Kendras shrugged. A Fetinye might not have heard of the Seventeenth or “Scorpions”, and now he likely never would. It seemed pointless to display the symbols now if the people and deeds belonging to them were memories. The tattoos not dark enough against his skin, and the raised scars of the etching remained. He’d worn the scorpion on his gloves, but he didn’t know where they were. The glaive was gone. Not that he could have wielded it now.
Speaking about the storyline in general, the plot turns surprised me at least twice, and I loved that I could not predict what would happen at all in those instances. It was a very welcome diversion from so many predictable plots in this genre. The action in this story was just so much fun.
When I read Scorpion for the first time, I did not notice anything romantic; there was plenty of hot sex, but I did not find much romance. I did not feel that it was a problem because so many other things were happening and characters were really busy fighting for their lives and doing other stuff. However, when I reread it, I realized that the romantic tension definitely was there, just quite subtle and not in your face. That worked for me.

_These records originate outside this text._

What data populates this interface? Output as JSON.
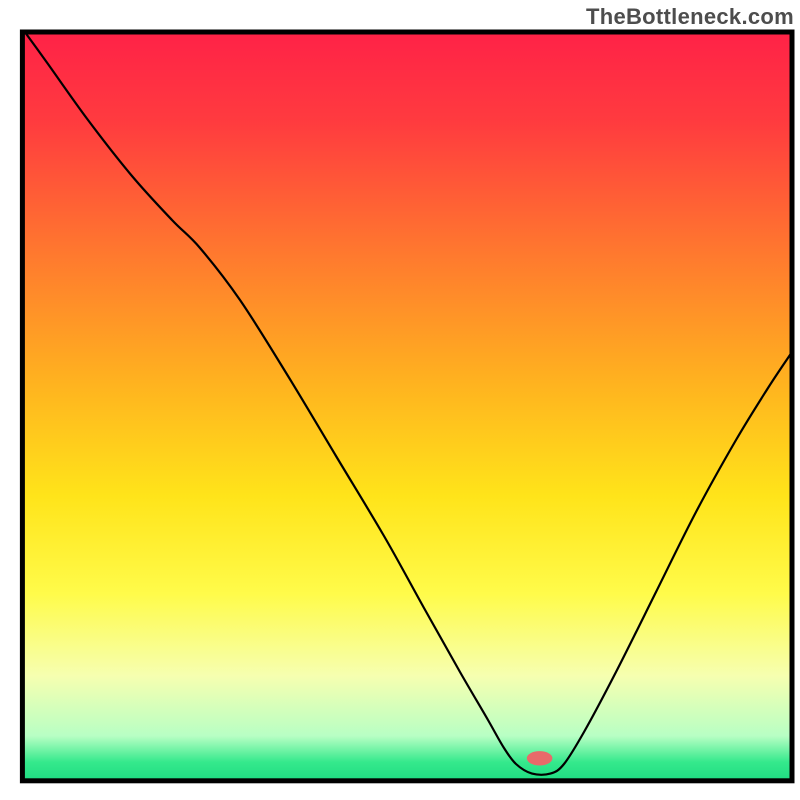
{
  "watermark": "TheBottleneck.com",
  "chart_data": {
    "type": "line",
    "title": "",
    "xlabel": "",
    "ylabel": "",
    "xlim": [
      0,
      100
    ],
    "ylim": [
      0,
      100
    ],
    "grid": false,
    "legend": false,
    "annotations": [],
    "background": {
      "type": "vertical-gradient",
      "stops": [
        {
          "pos": 0.0,
          "color": "#ff2247"
        },
        {
          "pos": 0.12,
          "color": "#ff3b3f"
        },
        {
          "pos": 0.3,
          "color": "#ff7a2e"
        },
        {
          "pos": 0.47,
          "color": "#ffb31f"
        },
        {
          "pos": 0.62,
          "color": "#ffe41a"
        },
        {
          "pos": 0.75,
          "color": "#fffb4a"
        },
        {
          "pos": 0.86,
          "color": "#f6ffb0"
        },
        {
          "pos": 0.94,
          "color": "#b8ffc4"
        },
        {
          "pos": 0.975,
          "color": "#35e98c"
        },
        {
          "pos": 1.0,
          "color": "#1edc82"
        }
      ]
    },
    "frame": {
      "left_pct": 2.8,
      "top_pct": 4.0,
      "right_pct": 99.0,
      "bottom_pct": 97.6,
      "stroke": "#000000",
      "stroke_width": 5
    },
    "marker": {
      "x": 67.2,
      "y": 3.0,
      "color": "#e86a6a",
      "rx_pct": 1.6,
      "ry_pct": 0.9
    },
    "curve": {
      "stroke": "#000000",
      "stroke_width": 2.2,
      "points_pct_from_topleft": [
        [
          3.1,
          4.0
        ],
        [
          6.0,
          8.0
        ],
        [
          11.0,
          15.0
        ],
        [
          16.5,
          22.0
        ],
        [
          21.5,
          27.5
        ],
        [
          25.0,
          31.0
        ],
        [
          30.0,
          37.5
        ],
        [
          36.0,
          47.0
        ],
        [
          42.0,
          57.0
        ],
        [
          48.0,
          67.0
        ],
        [
          53.0,
          76.0
        ],
        [
          57.5,
          84.0
        ],
        [
          61.0,
          90.0
        ],
        [
          63.0,
          93.5
        ],
        [
          64.5,
          95.5
        ],
        [
          66.5,
          96.7
        ],
        [
          68.8,
          96.7
        ],
        [
          70.5,
          95.5
        ],
        [
          73.0,
          91.5
        ],
        [
          77.0,
          84.0
        ],
        [
          82.0,
          74.0
        ],
        [
          87.0,
          64.0
        ],
        [
          92.0,
          55.0
        ],
        [
          96.0,
          48.5
        ],
        [
          99.0,
          44.0
        ]
      ]
    }
  }
}
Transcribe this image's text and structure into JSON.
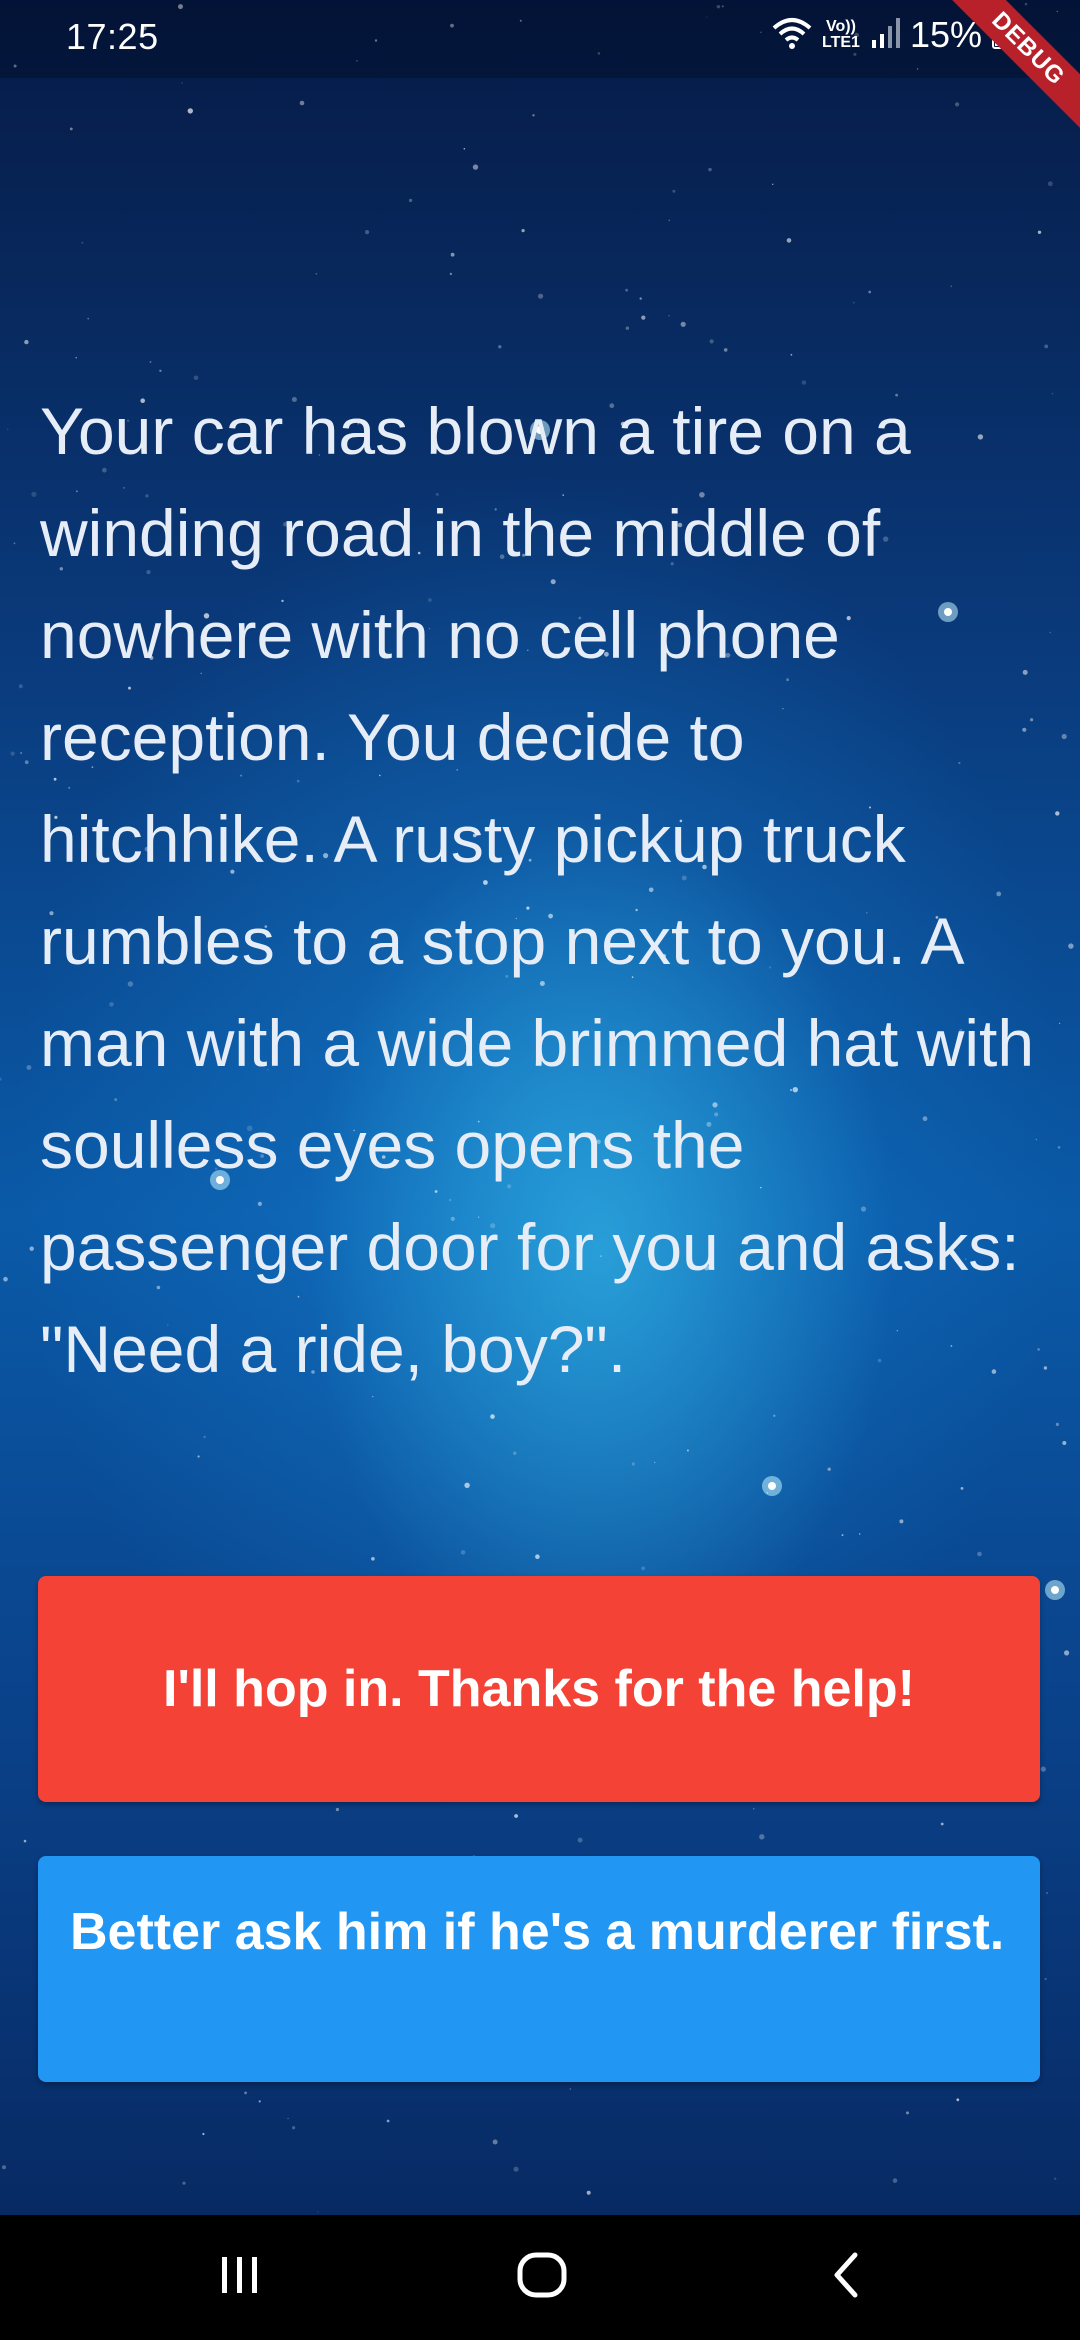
{
  "status_bar": {
    "time": "17:25",
    "network_label_top": "Vo))",
    "network_label_bottom": "LTE1",
    "battery": "15%"
  },
  "debug_banner": "DEBUG",
  "story": {
    "text": "Your car has blown a tire on a winding road in the middle of nowhere with no cell phone reception. You decide to hitchhike. A rusty pickup truck rumbles to a stop next to you. A man with a wide brimmed hat with soulless eyes opens the passenger door for you and asks: \"Need a ride, boy?\"."
  },
  "choices": [
    {
      "label": "I'll hop in. Thanks for the help!",
      "color": "#f44336"
    },
    {
      "label": "Better ask him if he's a murderer first.",
      "color": "#2196f3"
    }
  ],
  "icons": {
    "wifi": "wifi-icon",
    "signal": "signal-icon",
    "battery": "battery-icon",
    "recents": "recents-icon",
    "home": "home-icon",
    "back": "back-icon"
  }
}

It was not until I had finished the book did I realize I had any issues with it. While brotherhoods of soldiers in general is one of my favorite themes in fiction, I found these particular soldiers , and specifically the Officer who Kendras spent so much time trying to find to be pretty immoral(especially after we are treated to some major revelations about him). This impression of mine does not take away at all from the brilliantly-written characters, but it certainly removes some of my ability to relate to Kendras and his boys. I think I would have wanted to see that something else besides loyalty to each other keep them fighting, and I would have liked for that to have happened before the end. On the other hand, maybe it was their characters arc to realize that there are bigger things than just loyalty to the Scorpions to fight for.
Lastly, I had an issue with the “bad guy.” In light of how I perceived the morality of the Scorpions and their leader, I wondered what exactly the so-called “bad guy” of the story did that the soldiers did not or were not eager to do? All of the characters in this story were deeply flawed and had shades of gray/darkness in them, but I could not shake off the feeling that the author wanted to portray the “bad guy” as such and somehow contrast him to the Scorpions. I guess I am not sure there was something to contrast in the first place as they seemed way too similar to me.
Highly recommended as exciting and powerful read.